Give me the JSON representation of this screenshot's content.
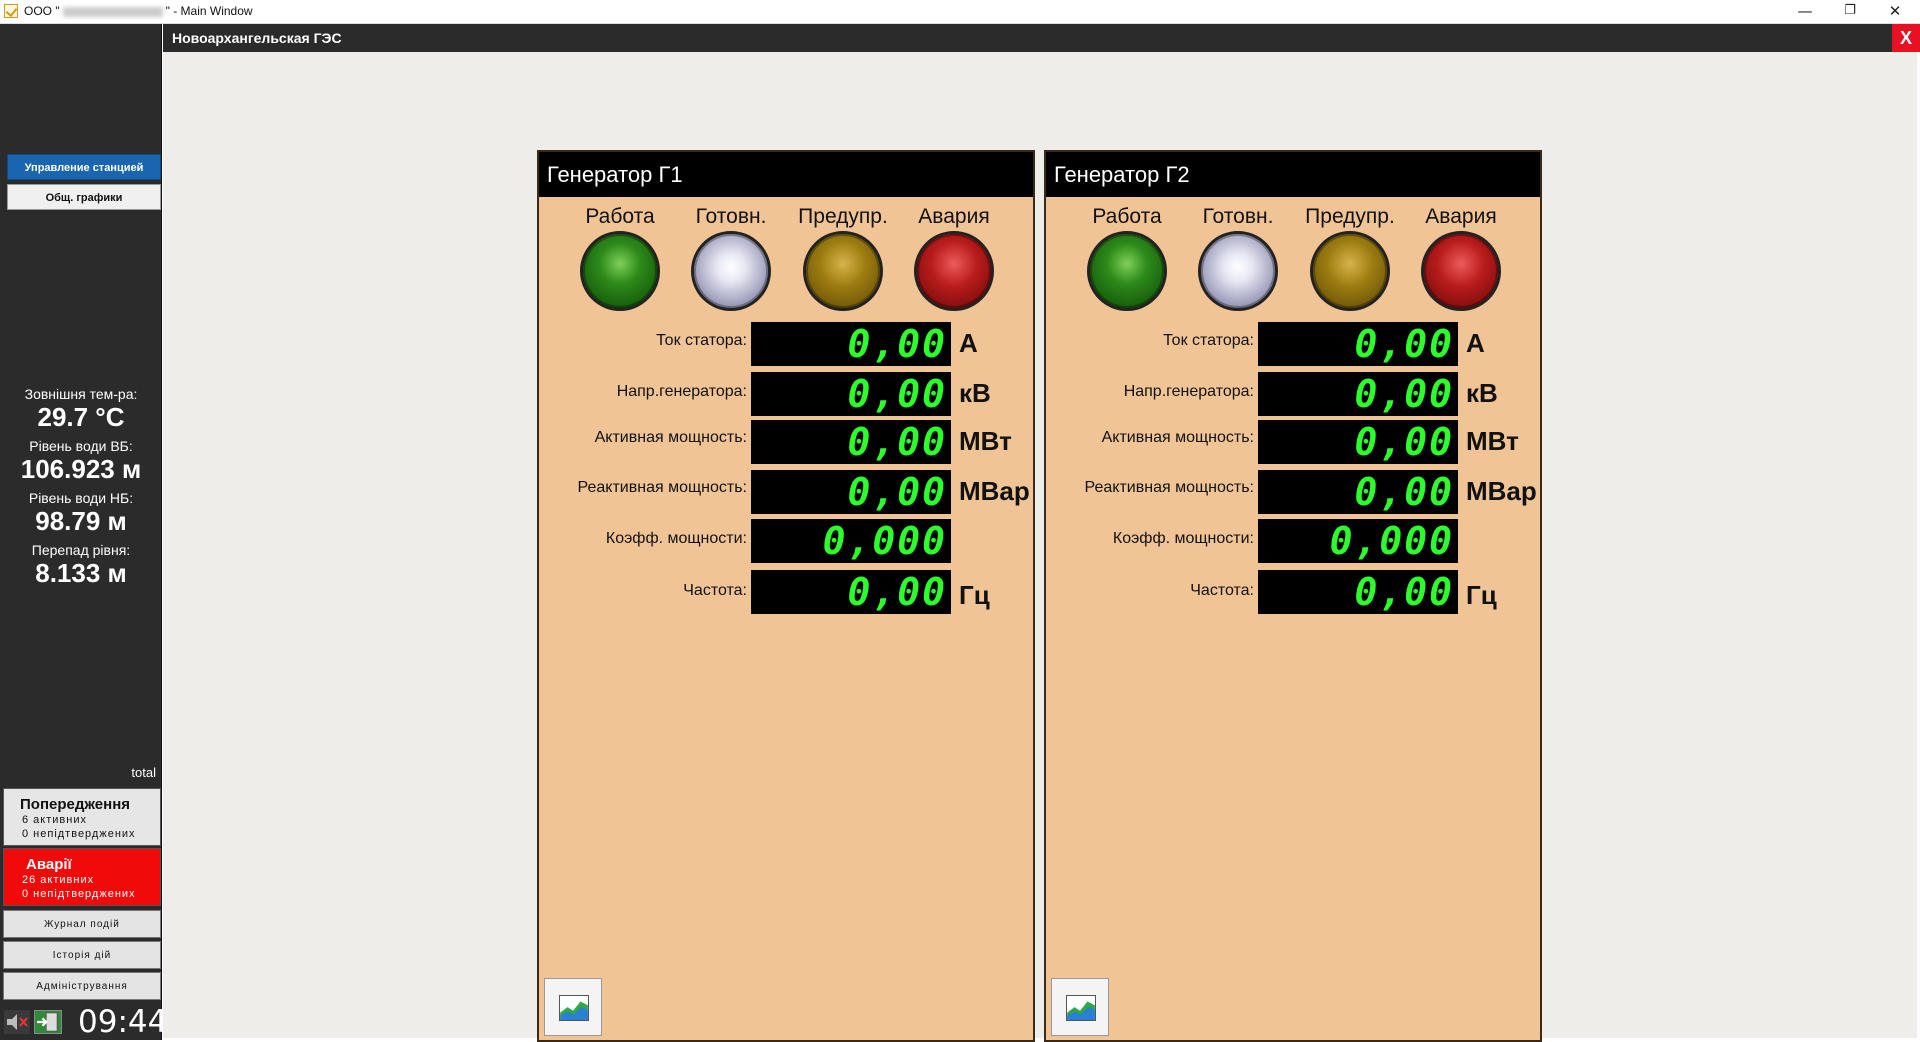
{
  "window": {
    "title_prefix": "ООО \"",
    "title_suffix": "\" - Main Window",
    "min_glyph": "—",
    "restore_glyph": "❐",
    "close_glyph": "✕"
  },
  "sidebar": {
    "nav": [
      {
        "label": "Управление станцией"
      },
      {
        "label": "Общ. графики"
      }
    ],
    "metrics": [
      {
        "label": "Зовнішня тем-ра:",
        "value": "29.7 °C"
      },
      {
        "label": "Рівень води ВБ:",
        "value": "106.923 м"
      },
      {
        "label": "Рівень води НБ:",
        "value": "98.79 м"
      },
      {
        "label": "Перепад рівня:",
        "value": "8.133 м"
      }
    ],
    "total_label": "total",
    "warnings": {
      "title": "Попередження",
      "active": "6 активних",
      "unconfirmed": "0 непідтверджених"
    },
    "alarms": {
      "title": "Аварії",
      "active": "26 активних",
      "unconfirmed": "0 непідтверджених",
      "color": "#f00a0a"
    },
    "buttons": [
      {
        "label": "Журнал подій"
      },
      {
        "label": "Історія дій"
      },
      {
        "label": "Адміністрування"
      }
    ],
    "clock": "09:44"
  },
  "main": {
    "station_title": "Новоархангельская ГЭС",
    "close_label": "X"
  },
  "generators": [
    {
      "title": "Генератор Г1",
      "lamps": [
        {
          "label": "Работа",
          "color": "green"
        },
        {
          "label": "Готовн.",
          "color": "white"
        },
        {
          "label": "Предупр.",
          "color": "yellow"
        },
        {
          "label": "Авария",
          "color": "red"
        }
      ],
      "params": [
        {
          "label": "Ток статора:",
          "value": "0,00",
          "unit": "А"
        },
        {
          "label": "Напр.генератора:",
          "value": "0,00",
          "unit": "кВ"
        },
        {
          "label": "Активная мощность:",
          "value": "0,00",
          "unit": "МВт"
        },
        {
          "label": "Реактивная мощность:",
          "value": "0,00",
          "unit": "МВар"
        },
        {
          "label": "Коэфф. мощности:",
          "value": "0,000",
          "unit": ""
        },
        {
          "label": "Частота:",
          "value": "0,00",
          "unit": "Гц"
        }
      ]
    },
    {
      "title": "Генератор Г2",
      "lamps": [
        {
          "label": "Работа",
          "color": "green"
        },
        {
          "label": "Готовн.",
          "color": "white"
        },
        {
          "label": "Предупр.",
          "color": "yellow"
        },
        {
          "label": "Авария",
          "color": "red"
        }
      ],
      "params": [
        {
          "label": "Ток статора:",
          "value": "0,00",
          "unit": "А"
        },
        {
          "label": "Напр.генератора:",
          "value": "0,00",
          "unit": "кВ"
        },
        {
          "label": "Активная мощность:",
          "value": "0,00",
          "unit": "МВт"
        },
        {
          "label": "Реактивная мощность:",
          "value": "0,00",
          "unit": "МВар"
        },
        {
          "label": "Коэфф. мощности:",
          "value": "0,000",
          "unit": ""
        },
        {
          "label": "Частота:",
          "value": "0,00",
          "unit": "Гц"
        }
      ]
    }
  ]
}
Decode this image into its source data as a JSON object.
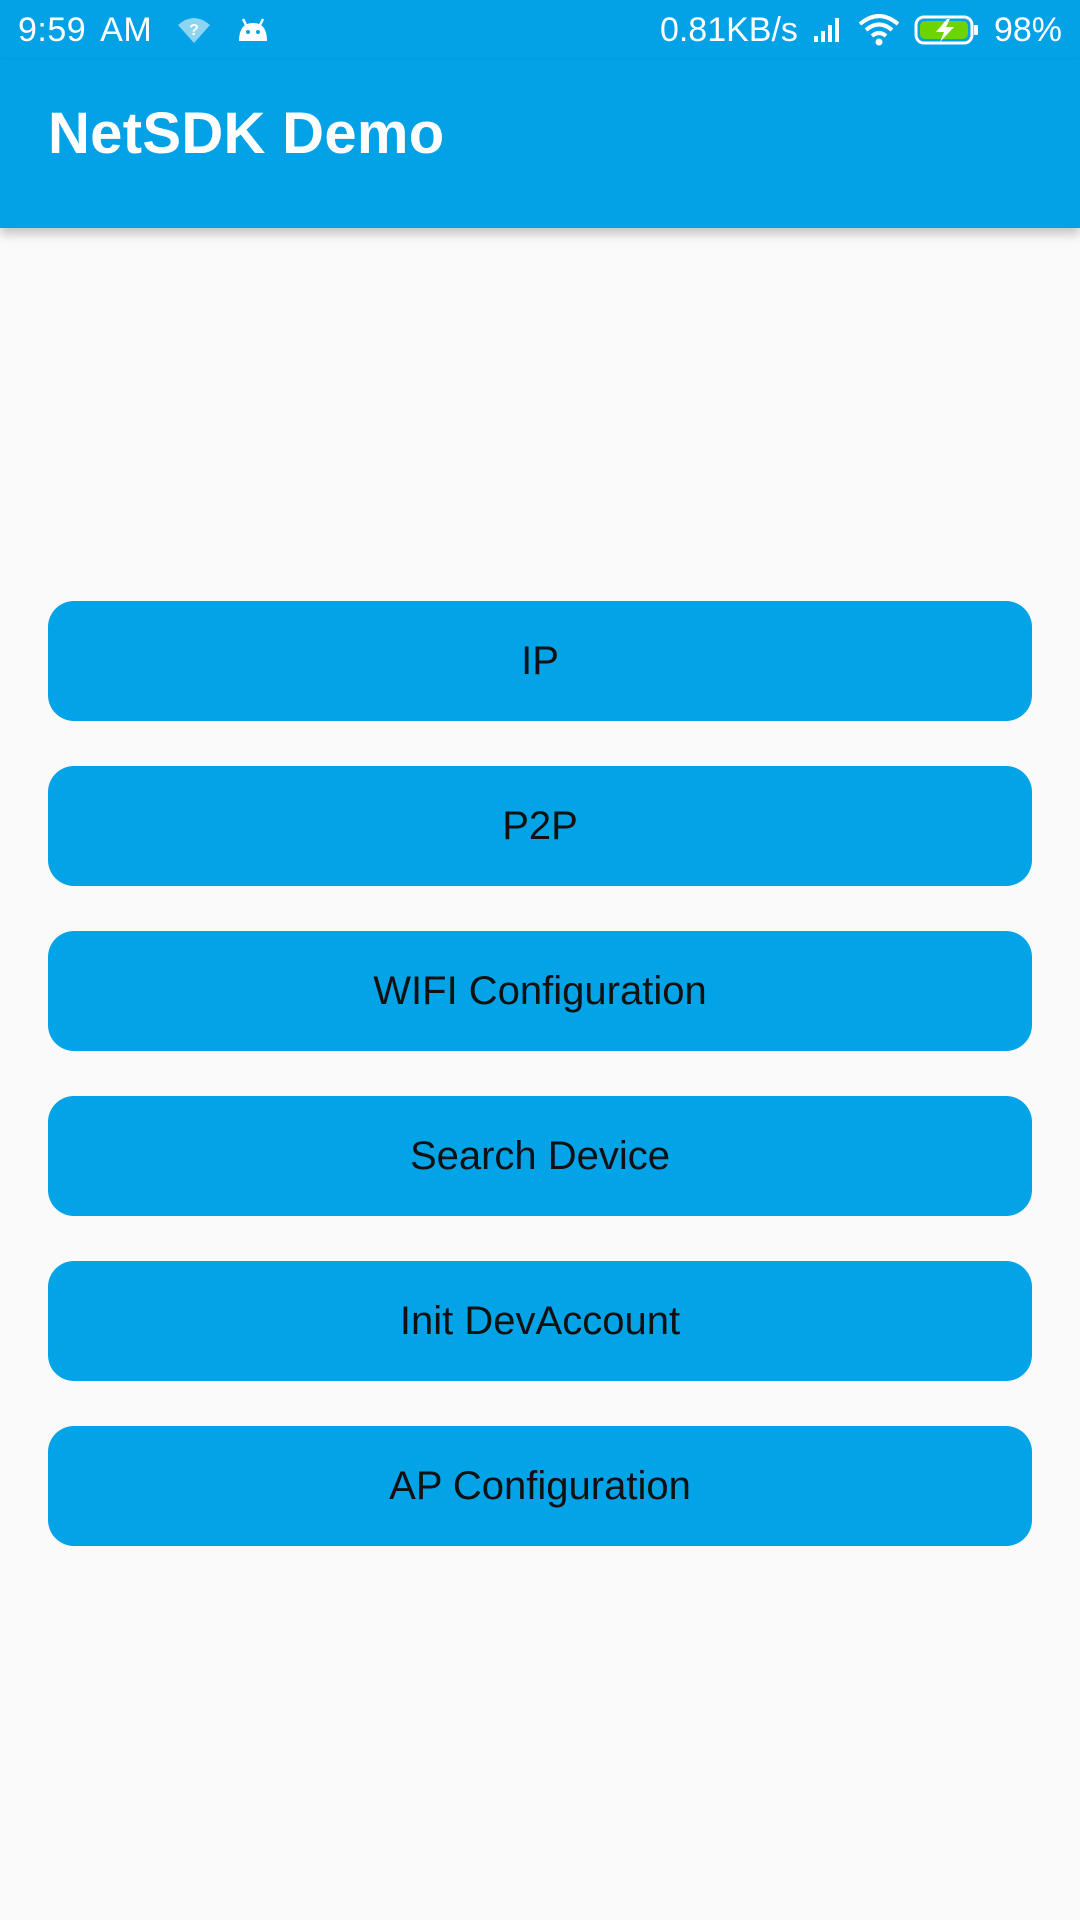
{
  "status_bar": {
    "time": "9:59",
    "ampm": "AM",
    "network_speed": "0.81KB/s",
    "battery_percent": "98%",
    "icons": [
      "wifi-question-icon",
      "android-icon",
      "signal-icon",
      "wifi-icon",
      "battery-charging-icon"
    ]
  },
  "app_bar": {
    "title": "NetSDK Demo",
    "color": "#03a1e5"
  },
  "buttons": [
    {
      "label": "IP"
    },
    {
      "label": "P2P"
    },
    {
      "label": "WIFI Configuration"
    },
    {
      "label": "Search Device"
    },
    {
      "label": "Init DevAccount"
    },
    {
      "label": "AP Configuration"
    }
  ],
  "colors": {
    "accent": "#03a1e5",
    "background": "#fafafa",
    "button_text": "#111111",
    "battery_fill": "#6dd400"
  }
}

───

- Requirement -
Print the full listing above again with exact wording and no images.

- Solution to this task -
Give me the JSON representation of this screenshot's content.
{
  "window": {
    "title_prefix": "ООО \"",
    "title_suffix": "\" - Main Window",
    "min_glyph": "—",
    "restore_glyph": "❐",
    "close_glyph": "✕"
  },
  "sidebar": {
    "nav": [
      {
        "label": "Управление станцией"
      },
      {
        "label": "Общ. графики"
      }
    ],
    "metrics": [
      {
        "label": "Зовнішня тем-ра:",
        "value": "29.7 °C"
      },
      {
        "label": "Рівень води ВБ:",
        "value": "106.923 м"
      },
      {
        "label": "Рівень води НБ:",
        "value": "98.79 м"
      },
      {
        "label": "Перепад рівня:",
        "value": "8.133 м"
      }
    ],
    "total_label": "total",
    "warnings": {
      "title": "Попередження",
      "active": "6 активних",
      "unconfirmed": "0 непідтверджених"
    },
    "alarms": {
      "title": "Аварії",
      "active": "26 активних",
      "unconfirmed": "0 непідтверджених",
      "color": "#f00a0a"
    },
    "buttons": [
      {
        "label": "Журнал подій"
      },
      {
        "label": "Історія дій"
      },
      {
        "label": "Адміністрування"
      }
    ],
    "clock": "09:44"
  },
  "main": {
    "station_title": "Новоархангельская ГЭС",
    "close_label": "X"
  },
  "generators": [
    {
      "title": "Генератор Г1",
      "lamps": [
        {
          "label": "Работа",
          "color": "green"
        },
        {
          "label": "Готовн.",
          "color": "white"
        },
        {
          "label": "Предупр.",
          "color": "yellow"
        },
        {
          "label": "Авария",
          "color": "red"
        }
      ],
      "params": [
        {
          "label": "Ток статора:",
          "value": "0,00",
          "unit": "А"
        },
        {
          "label": "Напр.генератора:",
          "value": "0,00",
          "unit": "кВ"
        },
        {
          "label": "Активная мощность:",
          "value": "0,00",
          "unit": "МВт"
        },
        {
          "label": "Реактивная мощность:",
          "value": "0,00",
          "unit": "МВар"
        },
        {
          "label": "Коэфф. мощности:",
          "value": "0,000",
          "unit": ""
        },
        {
          "label": "Частота:",
          "value": "0,00",
          "unit": "Гц"
        }
      ]
    },
    {
      "title": "Генератор Г2",
      "lamps": [
        {
          "label": "Работа",
          "color": "green"
        },
        {
          "label": "Готовн.",
          "color": "white"
        },
        {
          "label": "Предупр.",
          "color": "yellow"
        },
        {
          "label": "Авария",
          "color": "red"
        }
      ],
      "params": [
        {
          "label": "Ток статора:",
          "value": "0,00",
          "unit": "А"
        },
        {
          "label": "Напр.генератора:",
          "value": "0,00",
          "unit": "кВ"
        },
        {
          "label": "Активная мощность:",
          "value": "0,00",
          "unit": "МВт"
        },
        {
          "label": "Реактивная мощность:",
          "value": "0,00",
          "unit": "МВар"
        },
        {
          "label": "Коэфф. мощности:",
          "value": "0,000",
          "unit": ""
        },
        {
          "label": "Частота:",
          "value": "0,00",
          "unit": "Гц"
        }
      ]
    }
  ]
}
Decode this image into its source data as a JSON object.
{
  "status_bar": {
    "time": "9:59",
    "ampm": "AM",
    "network_speed": "0.81KB/s",
    "battery_percent": "98%",
    "icons": [
      "wifi-question-icon",
      "android-icon",
      "signal-icon",
      "wifi-icon",
      "battery-charging-icon"
    ]
  },
  "app_bar": {
    "title": "NetSDK Demo",
    "color": "#03a1e5"
  },
  "buttons": [
    {
      "label": "IP"
    },
    {
      "label": "P2P"
    },
    {
      "label": "WIFI Configuration"
    },
    {
      "label": "Search Device"
    },
    {
      "label": "Init DevAccount"
    },
    {
      "label": "AP Configuration"
    }
  ],
  "colors": {
    "accent": "#03a1e5",
    "background": "#fafafa",
    "button_text": "#111111",
    "battery_fill": "#6dd400"
  }
}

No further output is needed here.